Marin County Superior Court found that California is
Child's habitual residence. Mot. at 3-4. None of these
statements warrant Rule 60(b) relief. With respect to whether
Father consented to Plaintiff's trip with Child to the
Netherlands, the documents cited by Plaintiff do not
controvert the statement made by defense counsel.
See Order at 2; Dkt. No. 41-3 (“Reiter
Decl.”) ¶ 7. Plaintiff's documents state, in
sum, that Plaintiff was not legally required to
obtain Father's written consent to travel with
Child to the Netherlands; rather, Plaintiff needed only to
notify Father. See Mot. at 2-3. These documents do
not show that defense counsel made a false statement by
representing that Father did not, in fact, consent to this
addition, this statement was not dispositive of the
Court's Order. As the Court stated in its Order, the key
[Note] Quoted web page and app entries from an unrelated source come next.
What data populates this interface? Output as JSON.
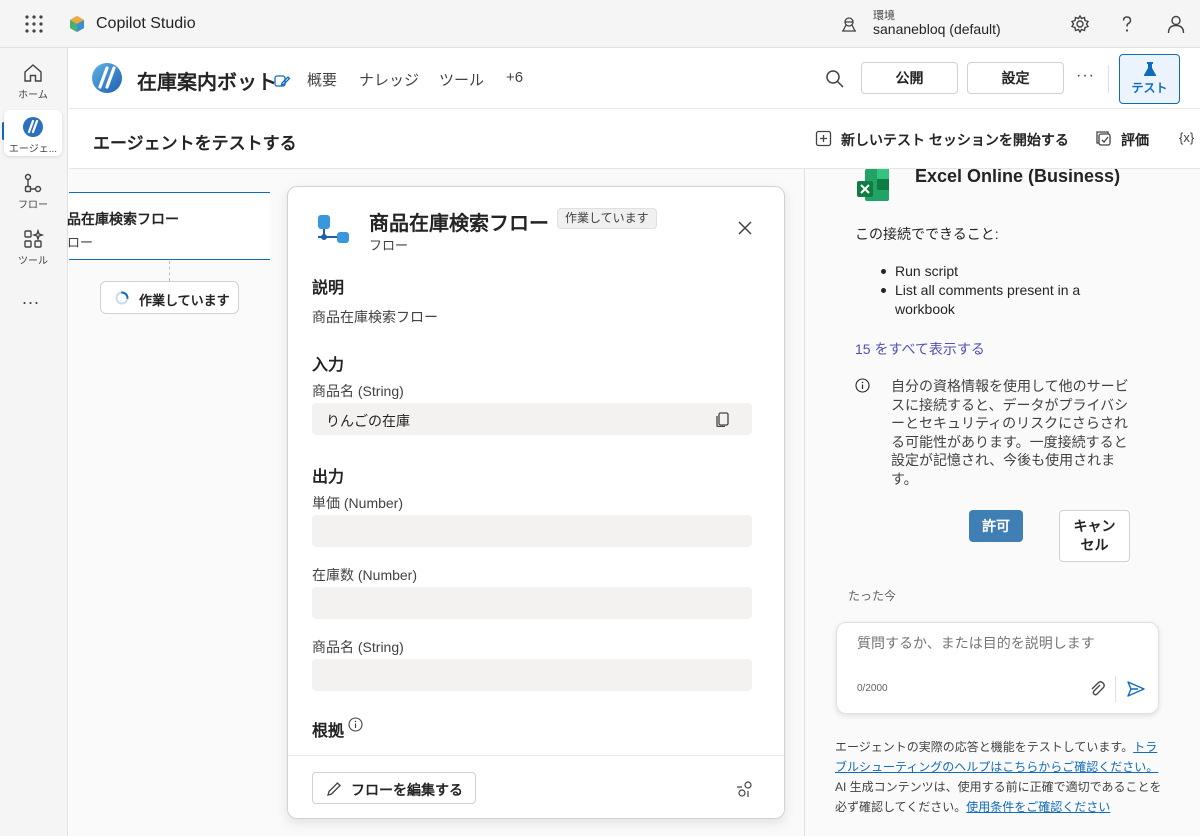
{
  "topbar": {
    "app_name": "Copilot Studio",
    "env_label": "環境",
    "env_value": "sananebloq (default)",
    "icons": [
      "waffle-icon",
      "environment-icon",
      "settings-icon",
      "help-icon",
      "account-icon"
    ]
  },
  "rail": {
    "items": [
      {
        "label": "ホーム",
        "icon": "home-icon"
      },
      {
        "label": "エージェ...",
        "icon": "agent-icon",
        "active": true
      },
      {
        "label": "フロー",
        "icon": "flow-icon"
      },
      {
        "label": "ツール",
        "icon": "tools-icon"
      }
    ],
    "more": "..."
  },
  "agent_header": {
    "name": "在庫案内ボット",
    "tabs": [
      "概要",
      "ナレッジ",
      "ツール",
      "+6"
    ],
    "publish": "公開",
    "settings": "設定",
    "more": "···",
    "test": "テスト"
  },
  "subheader": {
    "title": "エージェントをテストする",
    "new_session": "新しいテスト セッションを開始する",
    "evaluate": "評価",
    "variables": "{x}"
  },
  "canvas": {
    "node_title": "品在庫検索フロー",
    "node_sub": "ロー",
    "working": "作業しています"
  },
  "card": {
    "title": "商品在庫検索フロー",
    "status": "作業しています",
    "subtitle": "フロー",
    "description_h": "説明",
    "description": "商品在庫検索フロー",
    "inputs_h": "入力",
    "inputs": [
      {
        "label": "商品名 (String)",
        "value": "りんごの在庫"
      }
    ],
    "outputs_h": "出力",
    "outputs": [
      {
        "label": "単価 (Number)",
        "value": ""
      },
      {
        "label": "在庫数 (Number)",
        "value": ""
      },
      {
        "label": "商品名 (String)",
        "value": ""
      }
    ],
    "rationale_h": "根拠",
    "edit_flow": "フローを編集する"
  },
  "chat": {
    "connector_name": "Excel Online (Business)",
    "capabilities_h": "この接続でできること:",
    "capabilities": [
      "Run script",
      "List all comments present in a workbook"
    ],
    "show_all": "15 をすべて表示する",
    "warning": "自分の資格情報を使用して他のサービスに接続すると、データがプライバシーとセキュリティのリスクにさらされる可能性があります。一度接続すると設定が記憶され、今後も使用されます。",
    "allow": "許可",
    "cancel": "キャンセル",
    "timestamp": "たった今",
    "input_placeholder": "質問するか、または目的を説明します",
    "counter": "0/2000",
    "disclaimer_1": "エージェントの実際の応答と機能をテストしています。",
    "disclaimer_link1": "トラブルシューティングのヘルプはこちらからご確認ください。",
    "disclaimer_2": "AI 生成コンテンツは、使用する前に正確で適切であることを必ず確認してください。",
    "disclaimer_link2": "使用条件をご確認ください"
  },
  "colors": {
    "accent": "#0f6cbd",
    "allow_button": "#3f7fb3",
    "link": "#4f52b2"
  }
}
issue before the Court was Child's place of habitual
residence. Order at 5-6. In finding that that Child's
habitual residence was the United States, the Court cited
four other court decisions so stating, and documents that
Plaintiff attached to her own complaint. See Id.
That Plaintiff informed Father of her travel with Child to
the Netherlands did not then determine and does not now alter
the Court's habitual residence finding. As a result,
Plaintiff cannot show under Rule 60(b)(1) that the Court
mistakenly or erroneusly relied on this statement.
Furthermore, even assuming that this statement was false, it
does not create the kind of gross injustice that compels
departing from res judicata principles under Rule 60(b)(3).
See Appling v. State Farm Mut. Auto. Ins. Co., 340
F.3d 769, 780 (9th Cir. 2003) (holding that an action under
Rule 60(b) to “to set aside a judgment for fraud on the
court is ‘reserved for those cases of injustices which,
in certain instances, are deemed sufficiently gross to demand
a departure from rigid adherence to the doctrine of res
judicata'” (quoting United States v.
Beggerly, 524 U.S. 38, 46 (1998)); In re
Levander, 180 F.3d 1114, 1119 (9th Cir. 1999) (finding
“fraud on the court” where the court itself
relied on the allegedly false statements in a prior holding);
In re ...